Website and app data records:
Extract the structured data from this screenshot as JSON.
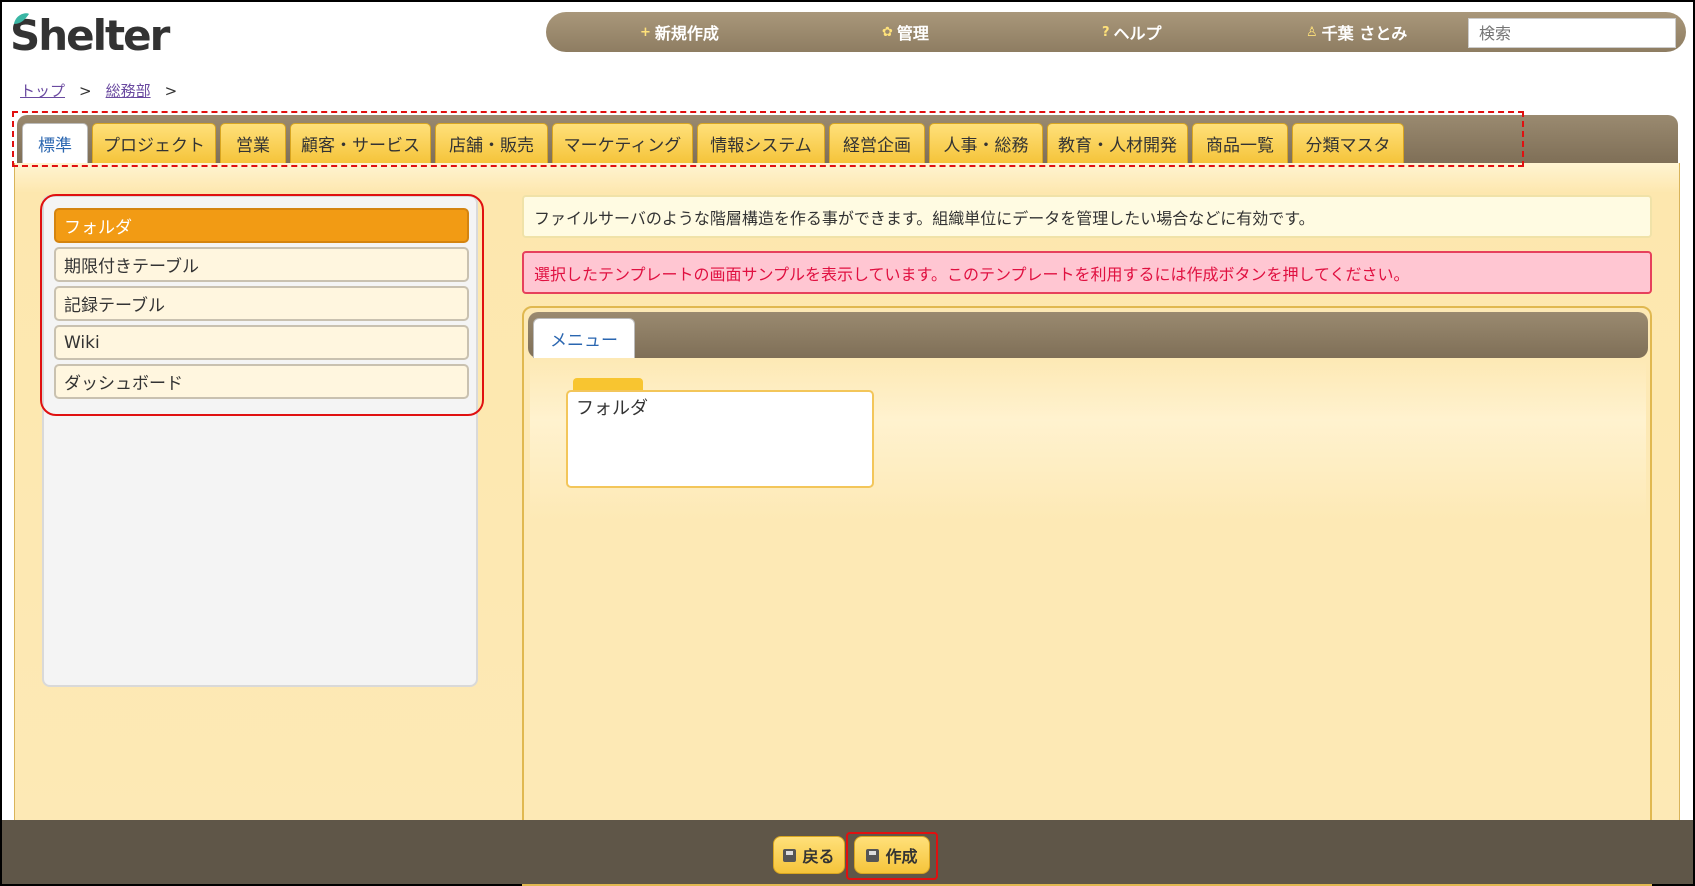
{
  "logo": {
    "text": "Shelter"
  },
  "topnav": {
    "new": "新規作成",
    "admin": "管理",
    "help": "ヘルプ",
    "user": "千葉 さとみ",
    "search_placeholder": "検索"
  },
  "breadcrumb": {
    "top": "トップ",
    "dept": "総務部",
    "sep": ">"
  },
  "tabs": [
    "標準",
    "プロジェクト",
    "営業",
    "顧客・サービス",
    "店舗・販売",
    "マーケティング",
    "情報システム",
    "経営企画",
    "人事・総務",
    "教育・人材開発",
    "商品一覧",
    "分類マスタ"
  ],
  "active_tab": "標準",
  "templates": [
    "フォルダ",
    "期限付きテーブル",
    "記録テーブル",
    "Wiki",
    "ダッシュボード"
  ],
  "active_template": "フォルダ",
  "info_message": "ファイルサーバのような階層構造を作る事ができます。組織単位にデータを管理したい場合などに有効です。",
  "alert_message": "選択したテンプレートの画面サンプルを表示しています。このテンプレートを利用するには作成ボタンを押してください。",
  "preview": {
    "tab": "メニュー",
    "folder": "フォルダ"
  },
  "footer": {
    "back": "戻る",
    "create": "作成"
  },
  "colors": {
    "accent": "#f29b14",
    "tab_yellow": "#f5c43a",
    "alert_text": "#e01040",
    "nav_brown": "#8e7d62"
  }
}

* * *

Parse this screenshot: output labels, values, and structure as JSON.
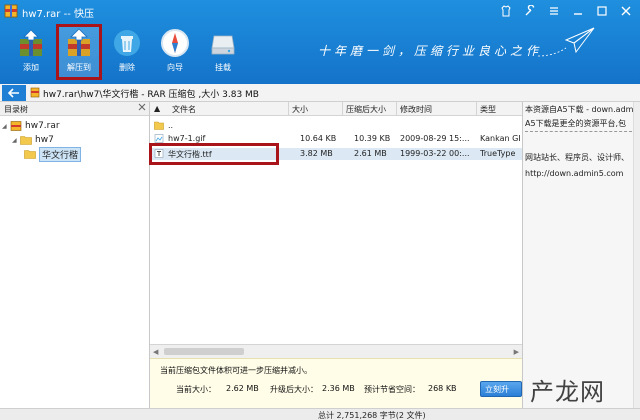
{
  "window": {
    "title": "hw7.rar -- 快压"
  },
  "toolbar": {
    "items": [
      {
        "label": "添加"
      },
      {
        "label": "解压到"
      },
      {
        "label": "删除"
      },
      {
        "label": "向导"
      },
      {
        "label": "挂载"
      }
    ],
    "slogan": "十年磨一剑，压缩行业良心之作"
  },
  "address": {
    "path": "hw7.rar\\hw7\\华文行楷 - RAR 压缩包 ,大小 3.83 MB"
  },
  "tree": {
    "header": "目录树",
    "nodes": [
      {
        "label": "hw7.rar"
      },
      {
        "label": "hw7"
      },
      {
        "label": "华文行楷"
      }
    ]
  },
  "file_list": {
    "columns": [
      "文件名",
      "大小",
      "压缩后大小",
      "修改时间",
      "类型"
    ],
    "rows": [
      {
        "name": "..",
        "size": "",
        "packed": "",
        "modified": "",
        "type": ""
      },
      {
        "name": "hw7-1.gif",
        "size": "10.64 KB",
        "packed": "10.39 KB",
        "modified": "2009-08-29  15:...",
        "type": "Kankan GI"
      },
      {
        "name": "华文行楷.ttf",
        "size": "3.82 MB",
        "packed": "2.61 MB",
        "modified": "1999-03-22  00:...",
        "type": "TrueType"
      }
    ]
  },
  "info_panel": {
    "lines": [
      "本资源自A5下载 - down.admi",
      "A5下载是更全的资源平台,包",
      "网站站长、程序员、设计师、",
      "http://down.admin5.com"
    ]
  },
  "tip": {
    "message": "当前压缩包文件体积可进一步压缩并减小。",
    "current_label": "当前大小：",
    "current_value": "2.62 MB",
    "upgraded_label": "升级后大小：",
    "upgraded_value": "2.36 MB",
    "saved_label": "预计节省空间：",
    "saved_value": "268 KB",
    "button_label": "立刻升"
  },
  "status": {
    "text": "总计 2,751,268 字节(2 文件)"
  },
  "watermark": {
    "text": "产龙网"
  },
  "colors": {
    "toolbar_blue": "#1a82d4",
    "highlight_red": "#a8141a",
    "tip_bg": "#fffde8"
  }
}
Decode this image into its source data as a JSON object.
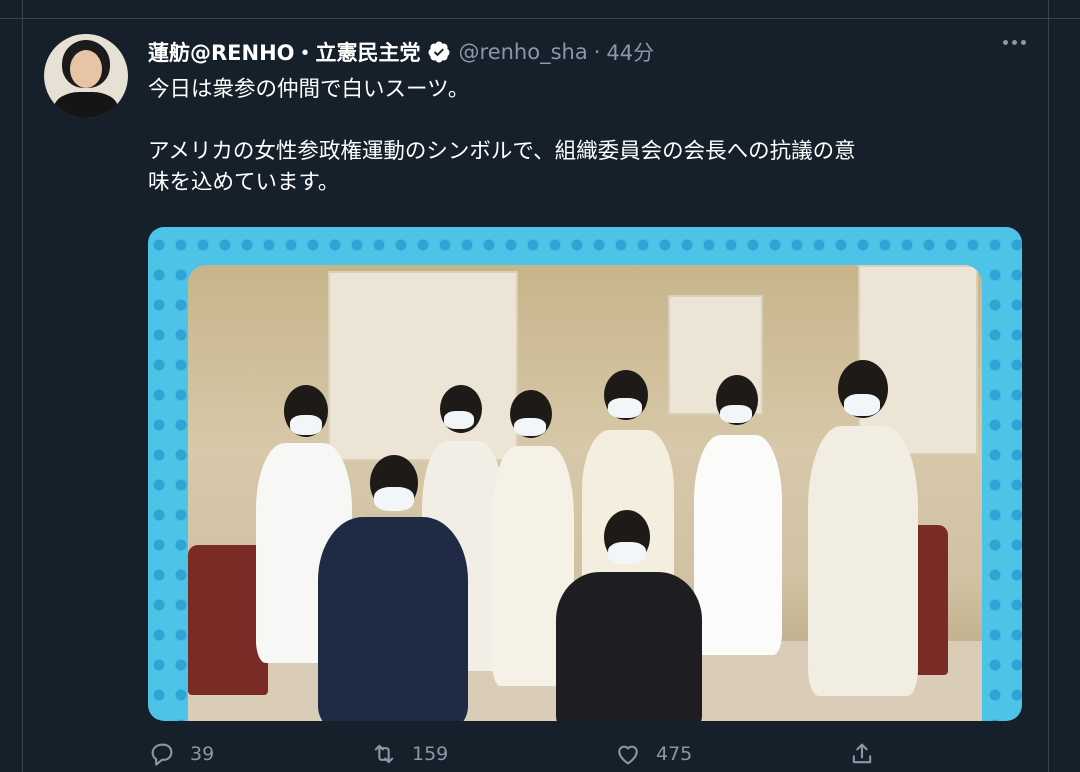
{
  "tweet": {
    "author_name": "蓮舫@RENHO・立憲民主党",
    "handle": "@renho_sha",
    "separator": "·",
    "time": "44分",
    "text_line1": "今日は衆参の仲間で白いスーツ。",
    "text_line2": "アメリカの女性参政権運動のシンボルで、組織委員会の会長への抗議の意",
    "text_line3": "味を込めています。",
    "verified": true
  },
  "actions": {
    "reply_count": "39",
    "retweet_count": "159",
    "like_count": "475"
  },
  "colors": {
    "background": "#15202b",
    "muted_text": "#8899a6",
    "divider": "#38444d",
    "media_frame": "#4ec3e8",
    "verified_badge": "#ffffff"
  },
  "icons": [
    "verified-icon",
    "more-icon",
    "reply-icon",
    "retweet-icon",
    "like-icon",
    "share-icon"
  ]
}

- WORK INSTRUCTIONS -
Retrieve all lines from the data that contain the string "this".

- THE COMPLETED TASK -
Extract the structured data from this screenshot as JSON.
Parse this screenshot: output labels, values, and structure as JSON.
Decode this image into its source data as a JSON object.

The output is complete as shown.